Ask to see the appraiser’s credentials and find out how many appraisals he or she has performed in the area. If you are not satisfied, you can ask the lender to send someone else.

Appraisal fees, which are typically paid by the buyer, vary widely depending on the scope of the work and the size of the home. (On average, appraisals can cost from $225 to $450, according to, but some can cost more than $1,000.)


To protect your investment, you will want to secure a good homeowner’s policy as well as title insurance. Your lender will also typically require this as a condition of your loan. The American Land Title Association, a trade association, offers a searchable database of title insurance companies by state.

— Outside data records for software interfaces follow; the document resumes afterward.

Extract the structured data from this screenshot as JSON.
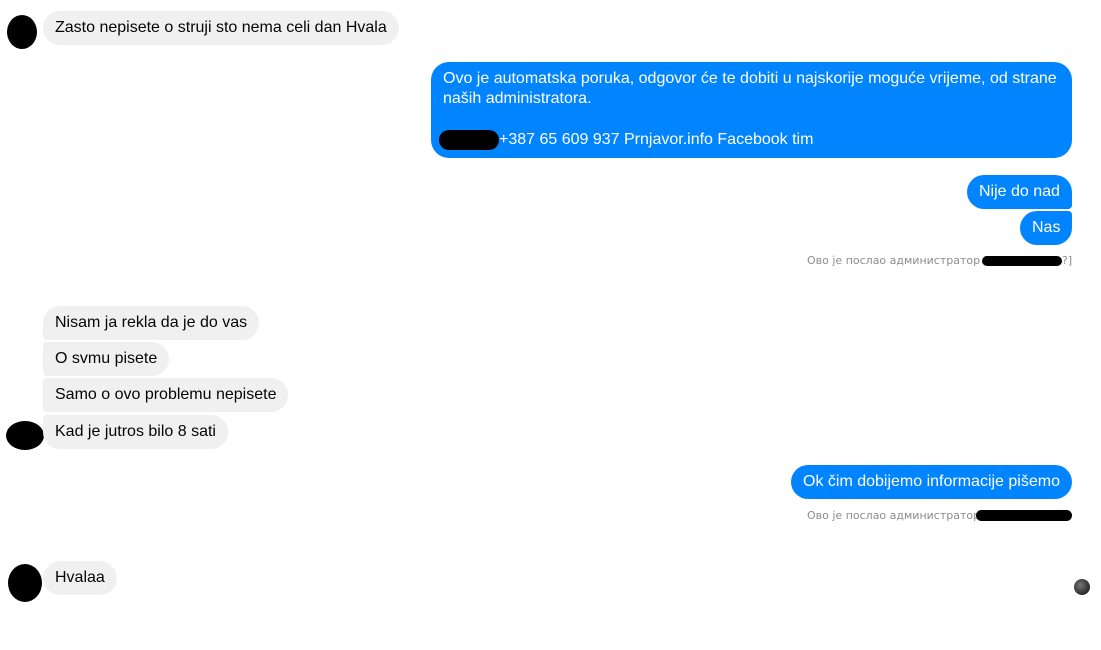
{
  "messages": {
    "m1": "Zasto nepisete o struji sto nema celi dan Hvala",
    "m2_line1": "Ovo je automatska poruka, odgovor će te dobiti u najskorije moguće vrijeme, od strane",
    "m2_line2": "naših administratora.",
    "m2_line3": "+387 65 609 937 Prnjavor.info Facebook tim",
    "m3": "Nije do nad",
    "m4": "Nas",
    "m5": "Nisam ja rekla da je do vas",
    "m6": "O svmu pisete",
    "m7": "Samo o ovo problemu nepisete",
    "m8": "Kad je jutros bilo 8 sati",
    "m9": "Ok čim dobijemo informacije pišemo",
    "m10": "Hvalaa"
  },
  "meta": {
    "sent_by_1": "Ово је послао администратор В",
    "sent_by_1_tail": "?]",
    "sent_by_2": "Ово је послао администратор В"
  },
  "colors": {
    "outgoing": "#0084ff",
    "incoming": "#f0f0f0",
    "meta_text": "#8a8d91"
  }
}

You can compare rates for homeowner’s coverage at sites like and You may also be able to cut your rate by buying your homeowner’s and auto insurance from the same company. For more information, Consumer Reports offers an online homeowners insurance buying guide.


Right before you close on your new home, it’s important to do a last-minute walk-through to make sure everything is being left in the condition outlined the sales contract — like ceiling fixtures that the sellers agreed to leave behind or old built-ins they agreed to take with them.

Go during daylight and be thorough — flipping light switches, turning on the water taps, running the appliances and flushing toilets — to make sure no new issues have cropped up. If the attic hasn’t been cleared out or a broken window is found, you can ask for a credit at the closing to pay for junk removal or repairs.


On closing day, all parties involved — the seller, the buyer and their various representatives — will sign the papers officially sealing the deal. (Parties may not always need to be present for the official closing.) Buyers must bring a check to cover closing costs, including title search fees, attorneys’ fees, transfer taxes and homeowner’s insurance.

When all the documents have been signed, and all funds have been properly distributed, the deed of ownership will be transferred to you.